--- Input for this task ---
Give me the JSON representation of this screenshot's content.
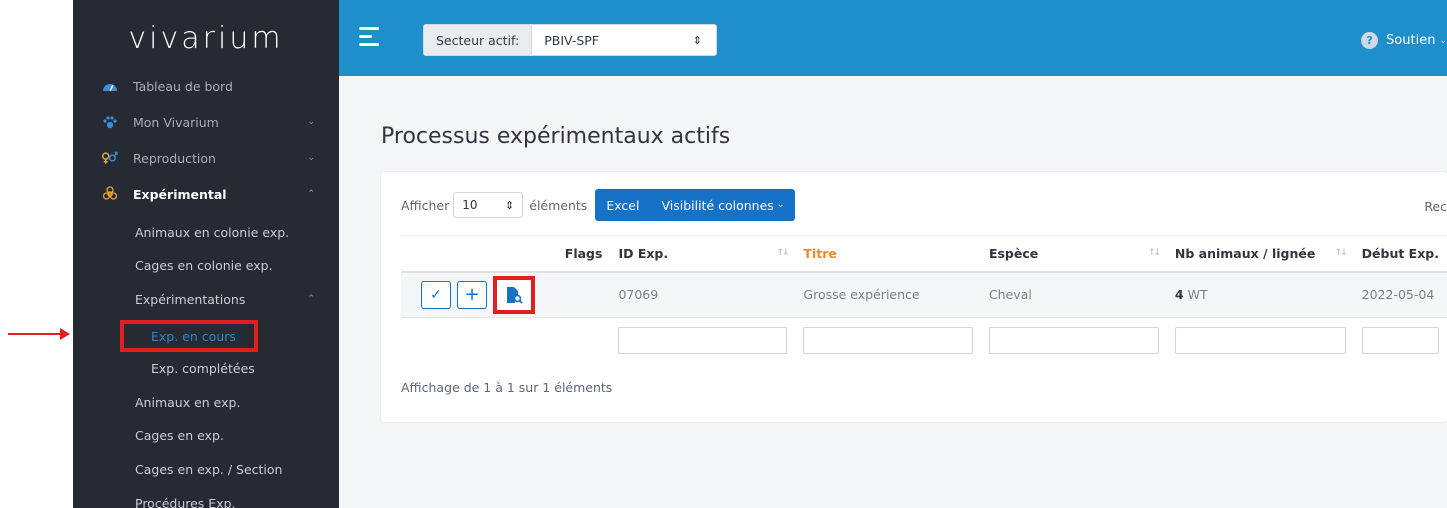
{
  "app": {
    "logo": "vivarium"
  },
  "topbar": {
    "sector_label": "Secteur actif:",
    "sector_value": "PBIV-SPF",
    "help_label": "Soutien"
  },
  "sidebar": {
    "items": [
      {
        "label": "Tableau de bord",
        "icon": "dashboard-icon"
      },
      {
        "label": "Mon Vivarium",
        "icon": "paw-icon"
      },
      {
        "label": "Reproduction",
        "icon": "gender-icon"
      },
      {
        "label": "Expérimental",
        "icon": "biohazard-icon"
      }
    ],
    "sub": [
      "Animaux en colonie exp.",
      "Cages en colonie exp.",
      "Expérimentations",
      "Exp. en cours",
      "Exp. complétées",
      "Animaux en exp.",
      "Cages en exp.",
      "Cages en exp. / Section",
      "Procédures Exp."
    ]
  },
  "main": {
    "title": "Processus expérimentaux actifs",
    "show_label": "Afficher",
    "show_value": "10",
    "elements_label": "éléments",
    "excel_label": "Excel",
    "columns_label": "Visibilité colonnes",
    "search_label": "Rec",
    "table": {
      "headers": [
        "Flags",
        "ID Exp.",
        "Titre",
        "Espèce",
        "Nb animaux / lignée",
        "Début Exp."
      ],
      "row": {
        "id": "07069",
        "titre": "Grosse expérience",
        "espece": "Cheval",
        "nb": "4",
        "lignee": "WT",
        "debut": "2022-05-04"
      }
    },
    "info": "Affichage de 1 à 1 sur 1 éléments"
  },
  "colors": {
    "topbar": "#1f8fcb",
    "sidebar": "#252a33",
    "accent": "#1572c7",
    "highlight": "#e31e1e"
  }
}
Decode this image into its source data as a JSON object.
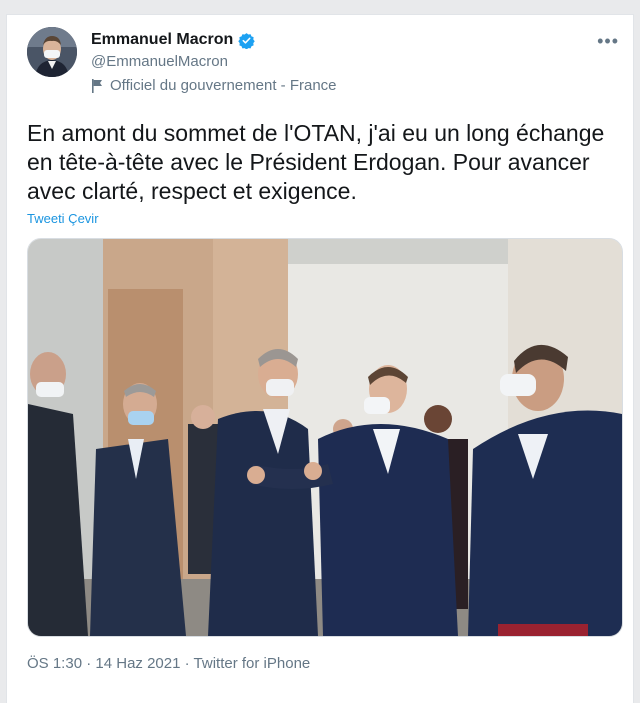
{
  "tweet": {
    "author_name": "Emmanuel Macron",
    "author_handle": "@EmmanuelMacron",
    "account_label": "Officiel du gouvernement - France",
    "text": "En amont du sommet de l'OTAN, j'ai eu un long échange en tête-à-tête avec le Président Erdogan. Pour avancer avec clarté, respect et exigence.",
    "translate_label": "Tweeti Çevir",
    "time": "ÖS 1:30",
    "separator": "·",
    "date": "14 Haz 2021",
    "source": "Twitter for iPhone",
    "more_icon": "more-horizontal-icon",
    "verified_icon": "verified-badge-icon",
    "label_icon": "flag-icon"
  },
  "colors": {
    "accent": "#1da1f2",
    "link": "#1b95e0",
    "secondary_text": "#657786",
    "primary_text": "#14171a"
  }
}
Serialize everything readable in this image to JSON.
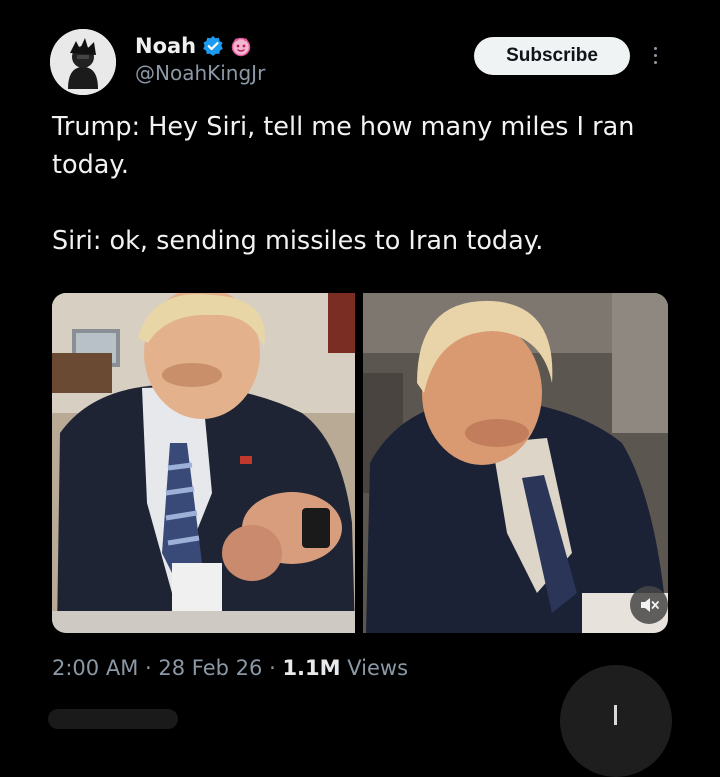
{
  "author": {
    "name": "Noah",
    "handle": "@NoahKingJr",
    "badges": [
      "verified-check-icon",
      "pink-emoji-icon"
    ]
  },
  "actions": {
    "subscribe_label": "Subscribe",
    "more_icon": "more-vertical-icon"
  },
  "tweet": {
    "line1": "Trump: Hey Siri, tell me how many miles I ran today.",
    "line2": "Siri: ok, sending missiles to Iran today."
  },
  "media": {
    "mute_icon": "muted-speaker-icon"
  },
  "meta": {
    "time": "2:00 AM",
    "separator": "·",
    "date": "28 Feb 26",
    "views_count": "1.1M",
    "views_label": "Views"
  },
  "colors": {
    "background": "#000000",
    "verified": "#1d9bf0",
    "secondary_text": "#8b98a5",
    "button_bg": "#eff3f4"
  }
}
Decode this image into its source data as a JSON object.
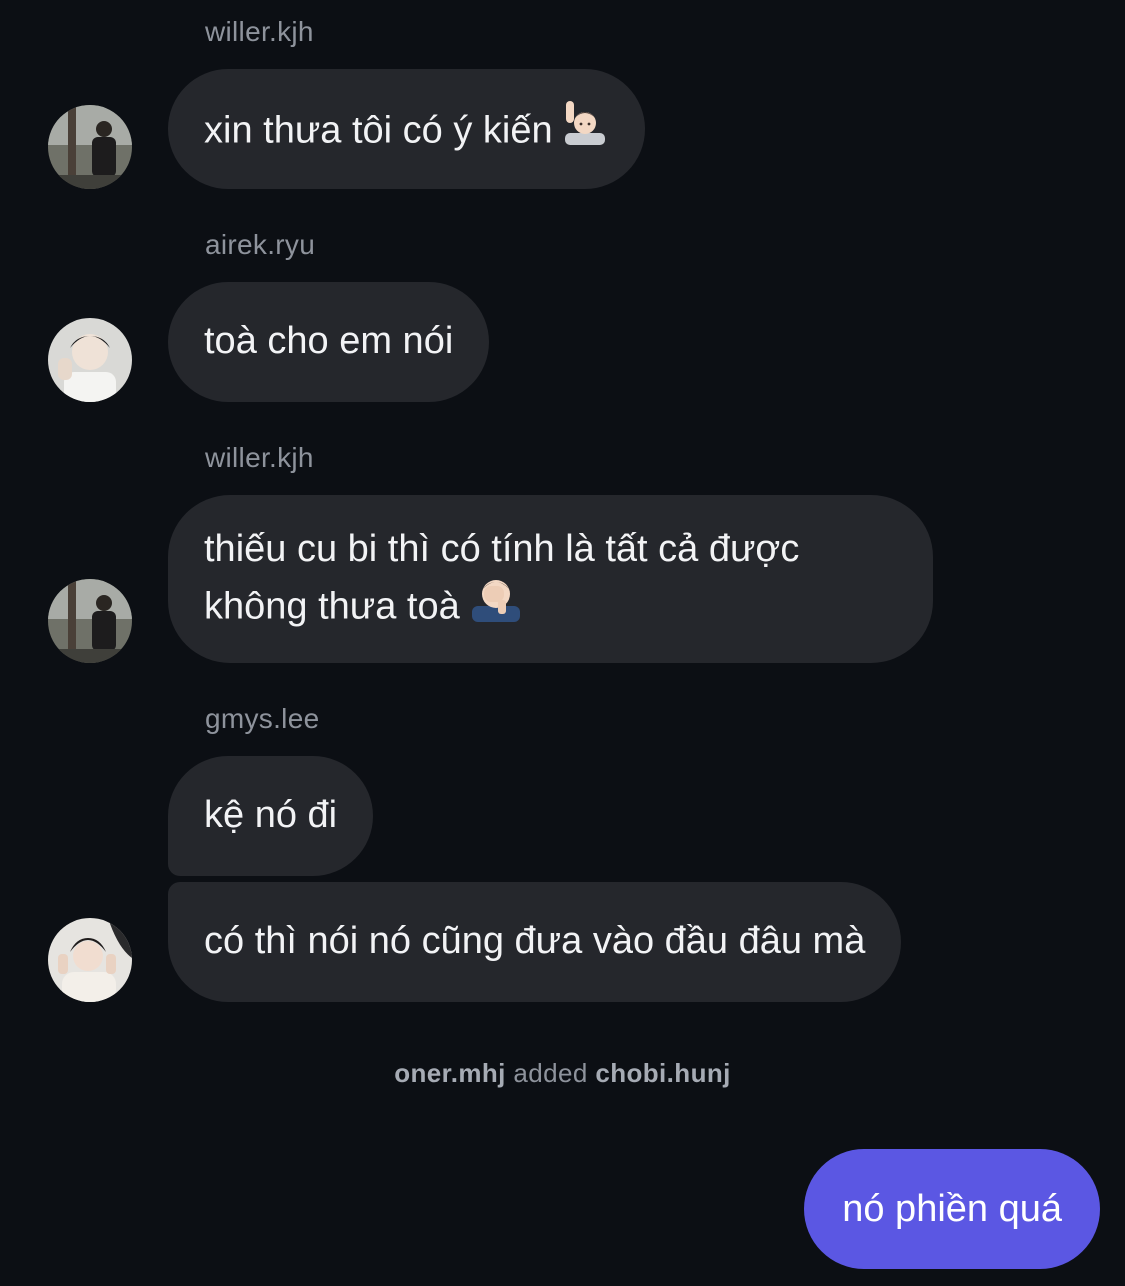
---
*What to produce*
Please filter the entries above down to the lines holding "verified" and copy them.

*Finished task*
    "verified_icon": "verified-badge-icon",
      "verified-check-icon",
    "verified": "#1d9bf0",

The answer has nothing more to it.